Considering the recent changes Tesla has made for idling fees and limited free charging, I'm sure that Tesla would require similar fees for other automakers vehicles joining the network. These changes were not profit motivated, they were intended to improve network availability. Any car that is blocking a spot is a problem, regardless of the brand, so these rules would likely to apply to partner company vehicles too.

As a partner, fees above and beyond the Tesla minimums would be at your discretion. Tesla has said that they are not trying to make a profit from the charging network. However, other automakers would be free to try other models. The fees collected, if any, could be used to offset the payments for your company's portion of the network operating cost.

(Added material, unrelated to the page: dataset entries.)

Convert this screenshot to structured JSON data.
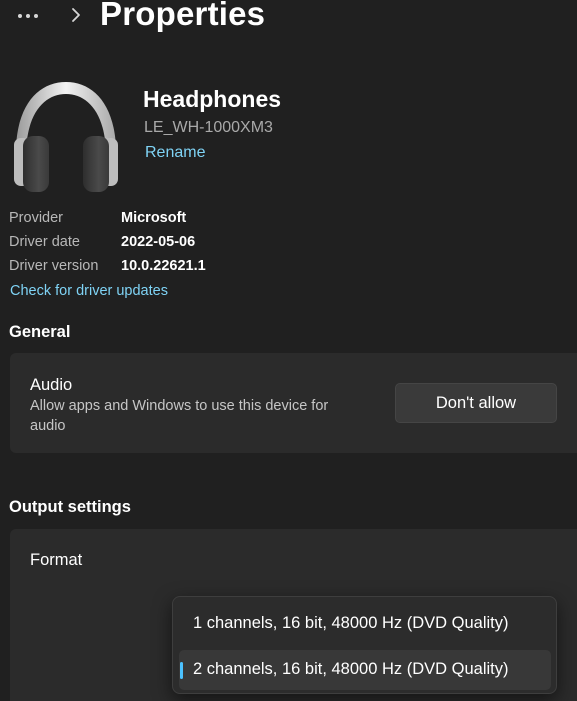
{
  "header": {
    "more_icon": "more-icon",
    "chevron_icon": "chevron-right-icon",
    "title": "Properties"
  },
  "device": {
    "icon": "headphones-icon",
    "name": "Headphones",
    "model": "LE_WH-1000XM3",
    "rename_label": "Rename"
  },
  "driver": {
    "rows": [
      {
        "label": "Provider",
        "value": "Microsoft"
      },
      {
        "label": "Driver date",
        "value": "2022-05-06"
      },
      {
        "label": "Driver version",
        "value": "10.0.22621.1"
      }
    ],
    "update_link": "Check for driver updates"
  },
  "general": {
    "header": "General",
    "audio": {
      "title": "Audio",
      "description": "Allow apps and Windows to use this device for audio",
      "button_label": "Don't allow"
    }
  },
  "output": {
    "header": "Output settings",
    "format": {
      "label": "Format",
      "options": [
        {
          "label": "1 channels, 16 bit, 48000 Hz (DVD Quality)",
          "selected": false
        },
        {
          "label": "2 channels, 16 bit, 48000 Hz (DVD Quality)",
          "selected": true
        }
      ]
    }
  },
  "colors": {
    "background": "#202020",
    "card": "#2b2b2b",
    "link": "#7fd3f5",
    "accent": "#4cc2ff"
  }
}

Additionally, if your company established charging stations and added them to the Tesla network, the Tesla owner attendance could additionally offset the use of your vehicles on the Tesla network. Having this as an option is nice. If the EV project at your company is small, the network use will also be small and the payments to support the network would be negligible. If, however, the fledgling EV program at your company flourishes, then establishing your own Tesla-compatible charging stations in high-use areas can offset the charging events by your cars at Tesla branded superchargers.

Competing?

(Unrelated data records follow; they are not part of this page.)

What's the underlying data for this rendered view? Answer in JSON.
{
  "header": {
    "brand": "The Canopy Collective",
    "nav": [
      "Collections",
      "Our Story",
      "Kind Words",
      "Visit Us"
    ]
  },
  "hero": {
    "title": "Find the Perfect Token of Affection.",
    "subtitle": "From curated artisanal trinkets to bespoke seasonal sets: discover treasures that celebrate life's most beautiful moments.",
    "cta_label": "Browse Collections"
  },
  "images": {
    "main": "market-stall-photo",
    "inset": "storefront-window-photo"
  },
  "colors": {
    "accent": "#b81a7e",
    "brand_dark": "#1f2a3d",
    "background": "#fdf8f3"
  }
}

If your car company is using Tesla Supercharger stations, would your vehicles be seen as competing with Tesla vehicles? Yes. If you are building a long range electric vehicle, then your car is competing with Tesla, whether or not you are using their network.

Partnering with Tesla on charging standards puts you on equal grounds in this arena. This means you will need to make compelling vehicle.

Overcrowding

There has been overcrowding at some Supercharger locations in California and Norway. Tesla is actively installing and expanding their network. More locations will only help if the network growth outpaces new vehicle sales. Tesla has a large number of Model 3 pre-orders. They plan to deliver a lot of cars in 2017 and 2018. Overcrowding is a risk. The changes Tesla has recently made to eliminate free supercharging and to add an idle fee are steps to ensure that the network is not abused and only used when it is needed. Additionally, doubling the network size in 2017 to alleviate congested areas. We'll see if these measures help.

The Choice Is Yours

Which "little monster" (as ChargePoint called them) will you choose? If you are a car buyer, this choice will impact where you can charge. If you are an automaker, this choice (among many others) can determine if your sales continue to grow, or if they flatline.